- **THE PROBLEM**:
Among the lines below, tally those that hold "Loading". Return the number and nothing more.
++++++++
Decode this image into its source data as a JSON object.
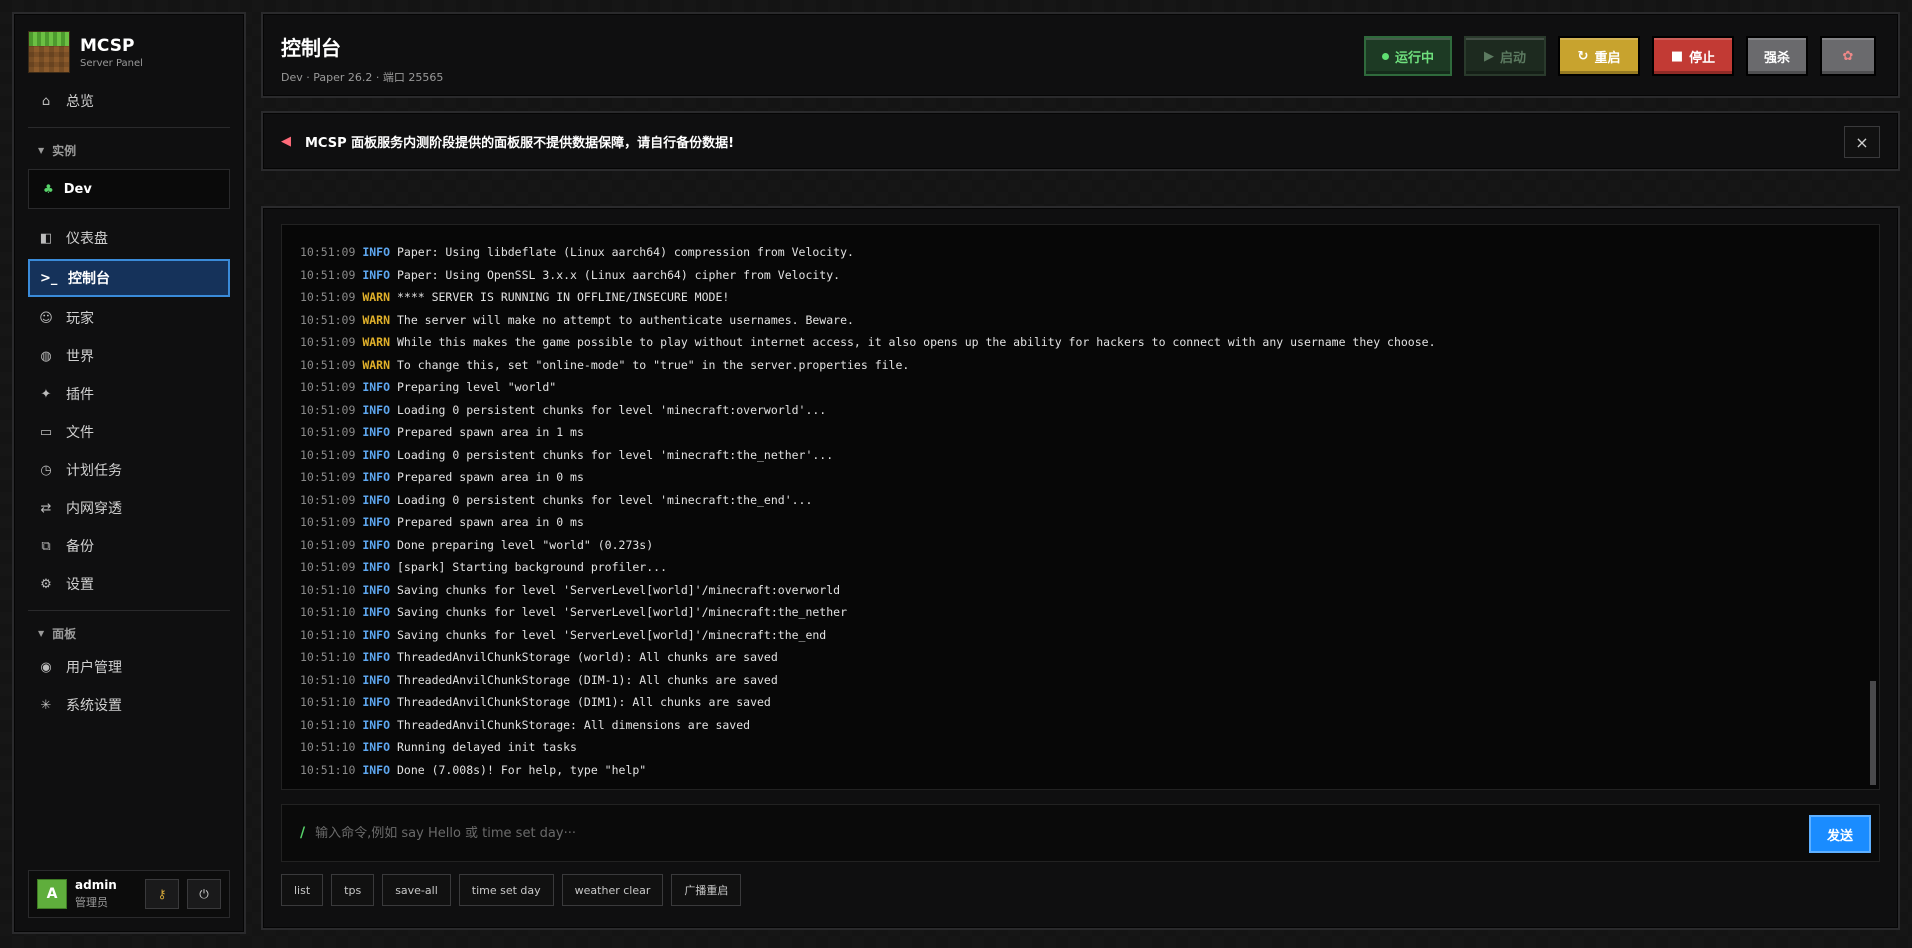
{
  "brand": {
    "name": "MCSP",
    "subtitle": "Server Panel"
  },
  "nav": {
    "overview": "总览",
    "instances_section": "实例",
    "instance_name": "Dev",
    "items": [
      {
        "icon": "◧",
        "label": "仪表盘"
      },
      {
        "icon": ">_",
        "label": "控制台"
      },
      {
        "icon": "☺",
        "label": "玩家"
      },
      {
        "icon": "◍",
        "label": "世界"
      },
      {
        "icon": "✦",
        "label": "插件"
      },
      {
        "icon": "▭",
        "label": "文件"
      },
      {
        "icon": "◷",
        "label": "计划任务"
      },
      {
        "icon": "⇄",
        "label": "内网穿透"
      },
      {
        "icon": "⧉",
        "label": "备份"
      },
      {
        "icon": "⚙",
        "label": "设置"
      }
    ],
    "panel_section": "面板",
    "panel_items": [
      {
        "icon": "◉",
        "label": "用户管理"
      },
      {
        "icon": "✳",
        "label": "系统设置"
      }
    ]
  },
  "user": {
    "avatar": "A",
    "name": "admin",
    "role": "管理员"
  },
  "header": {
    "title": "控制台",
    "subtitle": "Dev · Paper 26.2 · 端口 25565",
    "buttons": {
      "running": "运行中",
      "start": "启动",
      "restart": "重启",
      "stop": "停止",
      "kill": "强杀"
    }
  },
  "notice": {
    "text": "MCSP 面板服务内测阶段提供的面板服不提供数据保障，请自行备份数据!"
  },
  "console": {
    "lines": [
      {
        "time": "10:51:09",
        "level": "INFO",
        "msg": "Paper: Using libdeflate (Linux aarch64) compression from Velocity."
      },
      {
        "time": "10:51:09",
        "level": "INFO",
        "msg": "Paper: Using OpenSSL 3.x.x (Linux aarch64) cipher from Velocity."
      },
      {
        "time": "10:51:09",
        "level": "WARN",
        "msg": "**** SERVER IS RUNNING IN OFFLINE/INSECURE MODE!"
      },
      {
        "time": "10:51:09",
        "level": "WARN",
        "msg": "The server will make no attempt to authenticate usernames. Beware."
      },
      {
        "time": "10:51:09",
        "level": "WARN",
        "msg": "While this makes the game possible to play without internet access, it also opens up the ability for hackers to connect with any username they choose."
      },
      {
        "time": "10:51:09",
        "level": "WARN",
        "msg": "To change this, set \"online-mode\" to \"true\" in the server.properties file."
      },
      {
        "time": "10:51:09",
        "level": "INFO",
        "msg": "Preparing level \"world\""
      },
      {
        "time": "10:51:09",
        "level": "INFO",
        "msg": "Loading 0 persistent chunks for level 'minecraft:overworld'..."
      },
      {
        "time": "10:51:09",
        "level": "INFO",
        "msg": "Prepared spawn area in 1 ms"
      },
      {
        "time": "10:51:09",
        "level": "INFO",
        "msg": "Loading 0 persistent chunks for level 'minecraft:the_nether'..."
      },
      {
        "time": "10:51:09",
        "level": "INFO",
        "msg": "Prepared spawn area in 0 ms"
      },
      {
        "time": "10:51:09",
        "level": "INFO",
        "msg": "Loading 0 persistent chunks for level 'minecraft:the_end'..."
      },
      {
        "time": "10:51:09",
        "level": "INFO",
        "msg": "Prepared spawn area in 0 ms"
      },
      {
        "time": "10:51:09",
        "level": "INFO",
        "msg": "Done preparing level \"world\" (0.273s)"
      },
      {
        "time": "10:51:09",
        "level": "INFO",
        "msg": "[spark] Starting background profiler..."
      },
      {
        "time": "10:51:10",
        "level": "INFO",
        "msg": "Saving chunks for level 'ServerLevel[world]'/minecraft:overworld"
      },
      {
        "time": "10:51:10",
        "level": "INFO",
        "msg": "Saving chunks for level 'ServerLevel[world]'/minecraft:the_nether"
      },
      {
        "time": "10:51:10",
        "level": "INFO",
        "msg": "Saving chunks for level 'ServerLevel[world]'/minecraft:the_end"
      },
      {
        "time": "10:51:10",
        "level": "INFO",
        "msg": "ThreadedAnvilChunkStorage (world): All chunks are saved"
      },
      {
        "time": "10:51:10",
        "level": "INFO",
        "msg": "ThreadedAnvilChunkStorage (DIM-1): All chunks are saved"
      },
      {
        "time": "10:51:10",
        "level": "INFO",
        "msg": "ThreadedAnvilChunkStorage (DIM1): All chunks are saved"
      },
      {
        "time": "10:51:10",
        "level": "INFO",
        "msg": "ThreadedAnvilChunkStorage: All dimensions are saved"
      },
      {
        "time": "10:51:10",
        "level": "INFO",
        "msg": "Running delayed init tasks"
      },
      {
        "time": "10:51:10",
        "level": "INFO",
        "msg": "Done (7.008s)! For help, type \"help\""
      }
    ]
  },
  "command": {
    "prompt": "/",
    "placeholder": "输入命令,例如 say Hello 或 time set day···",
    "send": "发送"
  },
  "quick_commands": [
    "list",
    "tps",
    "save-all",
    "time set day",
    "weather clear",
    "广播重启"
  ],
  "colors": {
    "info": "#5ea7f0",
    "warn": "#e0b02a",
    "accent": "#1a8cff",
    "running": "#5fe072"
  }
}
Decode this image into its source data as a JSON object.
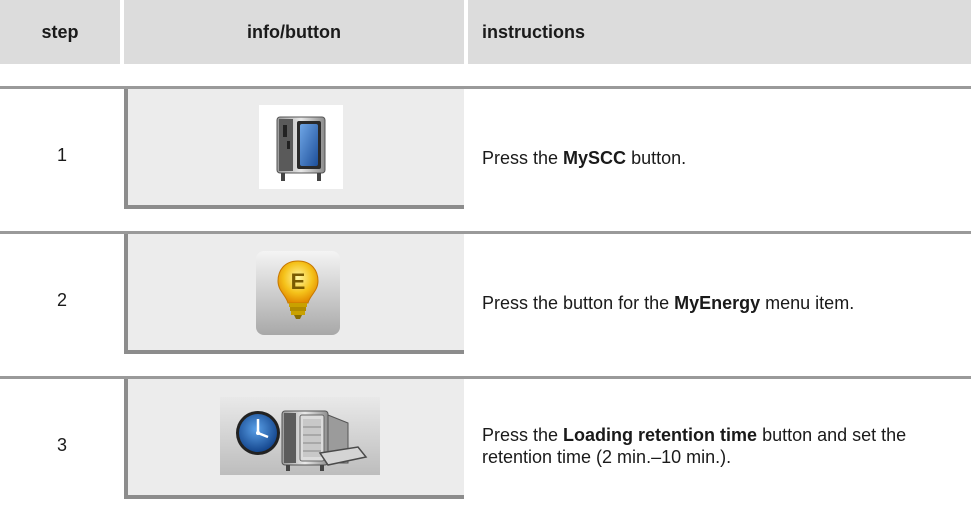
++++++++
- **RESULT OF THIS EXERCISE**:
3